[[ Supplied records open ]]

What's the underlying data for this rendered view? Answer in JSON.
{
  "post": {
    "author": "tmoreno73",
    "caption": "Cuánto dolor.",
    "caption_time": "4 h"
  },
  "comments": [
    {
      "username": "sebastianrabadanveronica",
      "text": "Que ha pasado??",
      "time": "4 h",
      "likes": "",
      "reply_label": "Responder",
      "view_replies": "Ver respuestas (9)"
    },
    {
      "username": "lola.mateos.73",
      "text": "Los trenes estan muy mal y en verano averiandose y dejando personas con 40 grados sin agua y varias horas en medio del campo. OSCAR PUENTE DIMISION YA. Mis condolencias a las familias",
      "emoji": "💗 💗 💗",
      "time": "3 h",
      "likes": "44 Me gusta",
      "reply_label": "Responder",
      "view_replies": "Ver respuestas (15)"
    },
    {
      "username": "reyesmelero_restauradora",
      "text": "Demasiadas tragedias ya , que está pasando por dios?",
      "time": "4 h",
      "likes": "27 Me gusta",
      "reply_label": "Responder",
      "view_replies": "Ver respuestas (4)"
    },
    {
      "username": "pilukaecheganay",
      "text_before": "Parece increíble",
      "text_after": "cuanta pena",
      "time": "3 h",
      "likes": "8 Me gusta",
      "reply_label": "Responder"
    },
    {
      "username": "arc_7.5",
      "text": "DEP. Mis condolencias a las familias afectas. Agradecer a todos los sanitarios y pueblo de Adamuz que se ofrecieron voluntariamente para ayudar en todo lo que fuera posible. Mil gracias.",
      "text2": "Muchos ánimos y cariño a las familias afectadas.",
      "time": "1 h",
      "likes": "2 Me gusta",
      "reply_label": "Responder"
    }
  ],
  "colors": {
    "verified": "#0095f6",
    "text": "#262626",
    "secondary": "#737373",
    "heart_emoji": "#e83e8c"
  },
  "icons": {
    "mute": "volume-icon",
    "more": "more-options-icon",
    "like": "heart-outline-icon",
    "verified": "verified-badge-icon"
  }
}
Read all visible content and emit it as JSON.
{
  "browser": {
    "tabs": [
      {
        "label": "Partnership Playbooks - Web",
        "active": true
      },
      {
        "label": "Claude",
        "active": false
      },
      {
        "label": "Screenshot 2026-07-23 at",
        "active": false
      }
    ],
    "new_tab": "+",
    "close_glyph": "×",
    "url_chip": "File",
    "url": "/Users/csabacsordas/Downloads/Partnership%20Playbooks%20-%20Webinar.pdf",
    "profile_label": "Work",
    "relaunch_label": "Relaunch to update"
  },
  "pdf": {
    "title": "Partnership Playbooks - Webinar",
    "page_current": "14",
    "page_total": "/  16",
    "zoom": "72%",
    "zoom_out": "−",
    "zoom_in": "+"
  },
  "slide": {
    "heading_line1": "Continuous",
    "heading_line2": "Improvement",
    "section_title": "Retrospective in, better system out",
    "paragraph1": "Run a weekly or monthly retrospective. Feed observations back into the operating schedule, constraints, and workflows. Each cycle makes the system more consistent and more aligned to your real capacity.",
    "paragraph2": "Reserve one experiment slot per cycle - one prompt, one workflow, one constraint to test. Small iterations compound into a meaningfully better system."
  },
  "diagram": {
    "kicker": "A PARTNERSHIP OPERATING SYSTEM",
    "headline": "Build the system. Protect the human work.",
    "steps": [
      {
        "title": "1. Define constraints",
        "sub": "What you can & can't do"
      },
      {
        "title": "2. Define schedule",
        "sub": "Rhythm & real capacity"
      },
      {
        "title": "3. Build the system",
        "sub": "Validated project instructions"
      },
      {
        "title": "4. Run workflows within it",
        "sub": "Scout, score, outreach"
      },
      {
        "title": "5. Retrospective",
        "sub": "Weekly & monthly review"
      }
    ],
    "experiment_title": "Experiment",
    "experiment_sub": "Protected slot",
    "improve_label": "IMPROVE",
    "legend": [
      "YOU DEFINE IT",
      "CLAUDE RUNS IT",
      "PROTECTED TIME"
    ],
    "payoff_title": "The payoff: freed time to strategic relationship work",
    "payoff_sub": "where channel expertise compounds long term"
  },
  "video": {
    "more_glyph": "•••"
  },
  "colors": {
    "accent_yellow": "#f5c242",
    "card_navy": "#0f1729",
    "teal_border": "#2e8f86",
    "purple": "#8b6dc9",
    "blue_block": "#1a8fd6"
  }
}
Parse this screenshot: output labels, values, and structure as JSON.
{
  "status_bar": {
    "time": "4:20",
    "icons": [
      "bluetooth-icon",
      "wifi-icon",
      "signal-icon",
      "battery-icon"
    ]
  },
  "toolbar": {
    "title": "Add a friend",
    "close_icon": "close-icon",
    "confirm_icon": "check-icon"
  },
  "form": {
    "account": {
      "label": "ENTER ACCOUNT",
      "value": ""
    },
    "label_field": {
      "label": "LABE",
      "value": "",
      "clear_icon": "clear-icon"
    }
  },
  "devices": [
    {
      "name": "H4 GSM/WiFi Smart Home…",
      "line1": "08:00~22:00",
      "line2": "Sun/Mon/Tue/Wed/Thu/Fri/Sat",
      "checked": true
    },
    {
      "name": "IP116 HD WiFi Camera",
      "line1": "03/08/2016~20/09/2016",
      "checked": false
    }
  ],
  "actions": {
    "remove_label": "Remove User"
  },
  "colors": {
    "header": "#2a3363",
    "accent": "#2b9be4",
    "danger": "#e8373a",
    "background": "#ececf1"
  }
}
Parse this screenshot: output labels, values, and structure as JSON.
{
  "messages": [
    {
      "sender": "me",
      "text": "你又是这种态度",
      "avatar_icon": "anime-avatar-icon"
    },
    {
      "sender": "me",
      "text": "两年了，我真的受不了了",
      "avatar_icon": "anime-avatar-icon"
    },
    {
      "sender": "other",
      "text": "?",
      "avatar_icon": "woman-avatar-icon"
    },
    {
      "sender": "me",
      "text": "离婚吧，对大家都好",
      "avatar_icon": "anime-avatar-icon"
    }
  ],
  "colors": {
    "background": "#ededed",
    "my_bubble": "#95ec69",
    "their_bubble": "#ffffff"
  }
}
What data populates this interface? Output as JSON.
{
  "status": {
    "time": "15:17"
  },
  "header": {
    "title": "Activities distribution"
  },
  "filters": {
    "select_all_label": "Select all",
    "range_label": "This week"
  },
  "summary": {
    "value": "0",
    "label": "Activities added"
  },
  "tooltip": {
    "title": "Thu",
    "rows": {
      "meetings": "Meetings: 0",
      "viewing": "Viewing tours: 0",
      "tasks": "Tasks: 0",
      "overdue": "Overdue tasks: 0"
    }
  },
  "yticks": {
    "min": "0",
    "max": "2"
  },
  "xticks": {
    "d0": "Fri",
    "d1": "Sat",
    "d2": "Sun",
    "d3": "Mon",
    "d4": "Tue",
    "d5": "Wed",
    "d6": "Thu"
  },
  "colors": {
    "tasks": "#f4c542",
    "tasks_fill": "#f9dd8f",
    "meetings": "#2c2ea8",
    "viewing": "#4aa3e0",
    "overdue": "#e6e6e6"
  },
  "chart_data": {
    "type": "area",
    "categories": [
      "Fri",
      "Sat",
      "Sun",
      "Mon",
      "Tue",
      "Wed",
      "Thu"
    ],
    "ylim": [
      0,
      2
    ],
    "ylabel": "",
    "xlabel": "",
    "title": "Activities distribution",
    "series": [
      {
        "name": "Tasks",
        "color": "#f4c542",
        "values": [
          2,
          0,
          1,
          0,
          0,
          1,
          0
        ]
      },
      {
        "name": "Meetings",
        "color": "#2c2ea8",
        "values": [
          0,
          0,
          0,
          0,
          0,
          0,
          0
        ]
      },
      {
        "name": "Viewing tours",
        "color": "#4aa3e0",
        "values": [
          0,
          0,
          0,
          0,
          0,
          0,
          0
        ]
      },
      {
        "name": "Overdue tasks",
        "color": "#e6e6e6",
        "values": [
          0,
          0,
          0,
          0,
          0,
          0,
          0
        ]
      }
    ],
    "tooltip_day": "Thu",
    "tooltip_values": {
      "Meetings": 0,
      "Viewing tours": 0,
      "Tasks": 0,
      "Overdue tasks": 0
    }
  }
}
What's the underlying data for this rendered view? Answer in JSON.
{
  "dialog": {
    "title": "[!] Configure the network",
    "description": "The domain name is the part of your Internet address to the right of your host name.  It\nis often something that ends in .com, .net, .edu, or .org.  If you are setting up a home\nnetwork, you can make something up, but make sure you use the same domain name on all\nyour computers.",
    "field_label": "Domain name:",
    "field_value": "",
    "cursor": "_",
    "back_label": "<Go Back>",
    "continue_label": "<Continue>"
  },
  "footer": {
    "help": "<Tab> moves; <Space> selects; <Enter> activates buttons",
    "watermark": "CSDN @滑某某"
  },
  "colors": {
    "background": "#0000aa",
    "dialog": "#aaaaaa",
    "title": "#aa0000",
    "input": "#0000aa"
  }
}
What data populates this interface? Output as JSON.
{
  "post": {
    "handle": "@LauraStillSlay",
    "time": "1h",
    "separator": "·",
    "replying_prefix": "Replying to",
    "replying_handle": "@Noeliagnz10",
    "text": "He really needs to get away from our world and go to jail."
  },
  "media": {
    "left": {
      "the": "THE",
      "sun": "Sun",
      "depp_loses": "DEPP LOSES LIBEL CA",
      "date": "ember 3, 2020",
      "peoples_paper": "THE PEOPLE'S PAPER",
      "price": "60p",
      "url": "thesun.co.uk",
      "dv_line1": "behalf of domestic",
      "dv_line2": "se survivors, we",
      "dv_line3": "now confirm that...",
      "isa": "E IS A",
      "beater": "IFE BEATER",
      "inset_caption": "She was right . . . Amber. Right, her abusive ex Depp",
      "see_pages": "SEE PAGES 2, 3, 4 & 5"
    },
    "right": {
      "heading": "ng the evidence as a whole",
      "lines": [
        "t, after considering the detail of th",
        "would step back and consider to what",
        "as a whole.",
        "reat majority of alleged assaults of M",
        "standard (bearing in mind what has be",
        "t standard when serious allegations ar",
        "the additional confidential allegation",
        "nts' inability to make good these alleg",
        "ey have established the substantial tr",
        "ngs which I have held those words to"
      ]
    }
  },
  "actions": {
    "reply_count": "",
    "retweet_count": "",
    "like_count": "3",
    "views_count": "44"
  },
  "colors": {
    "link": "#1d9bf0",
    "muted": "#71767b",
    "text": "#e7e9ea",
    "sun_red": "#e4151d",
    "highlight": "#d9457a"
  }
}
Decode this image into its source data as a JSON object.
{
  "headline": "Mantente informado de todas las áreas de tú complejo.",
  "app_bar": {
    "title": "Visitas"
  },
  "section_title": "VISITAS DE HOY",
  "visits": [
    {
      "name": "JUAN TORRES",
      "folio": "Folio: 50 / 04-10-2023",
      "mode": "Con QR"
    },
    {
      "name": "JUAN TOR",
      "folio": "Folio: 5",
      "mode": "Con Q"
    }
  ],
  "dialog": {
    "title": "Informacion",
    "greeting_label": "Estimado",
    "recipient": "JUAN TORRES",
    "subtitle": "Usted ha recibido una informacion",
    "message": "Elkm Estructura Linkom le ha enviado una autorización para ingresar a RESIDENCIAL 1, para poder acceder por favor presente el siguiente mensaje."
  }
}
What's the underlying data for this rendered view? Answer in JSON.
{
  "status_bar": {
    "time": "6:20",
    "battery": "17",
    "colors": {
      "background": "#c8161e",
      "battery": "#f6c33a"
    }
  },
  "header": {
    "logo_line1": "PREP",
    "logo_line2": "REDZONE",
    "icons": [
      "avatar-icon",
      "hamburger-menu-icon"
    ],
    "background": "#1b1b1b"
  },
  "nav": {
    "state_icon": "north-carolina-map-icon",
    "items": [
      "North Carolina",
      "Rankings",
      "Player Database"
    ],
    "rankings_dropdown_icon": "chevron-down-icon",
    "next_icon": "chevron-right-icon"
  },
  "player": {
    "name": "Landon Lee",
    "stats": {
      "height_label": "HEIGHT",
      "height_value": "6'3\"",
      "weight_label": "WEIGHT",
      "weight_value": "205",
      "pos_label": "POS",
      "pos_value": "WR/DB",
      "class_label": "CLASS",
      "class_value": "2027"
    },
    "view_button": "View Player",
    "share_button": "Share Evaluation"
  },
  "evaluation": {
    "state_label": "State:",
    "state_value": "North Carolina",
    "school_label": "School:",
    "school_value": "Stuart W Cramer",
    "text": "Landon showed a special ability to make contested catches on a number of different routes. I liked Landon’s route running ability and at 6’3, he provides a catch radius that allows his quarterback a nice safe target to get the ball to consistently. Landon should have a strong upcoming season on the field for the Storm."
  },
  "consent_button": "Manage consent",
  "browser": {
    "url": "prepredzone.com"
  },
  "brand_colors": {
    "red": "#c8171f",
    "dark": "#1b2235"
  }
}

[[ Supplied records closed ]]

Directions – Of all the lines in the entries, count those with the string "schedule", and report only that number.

Answer space – 2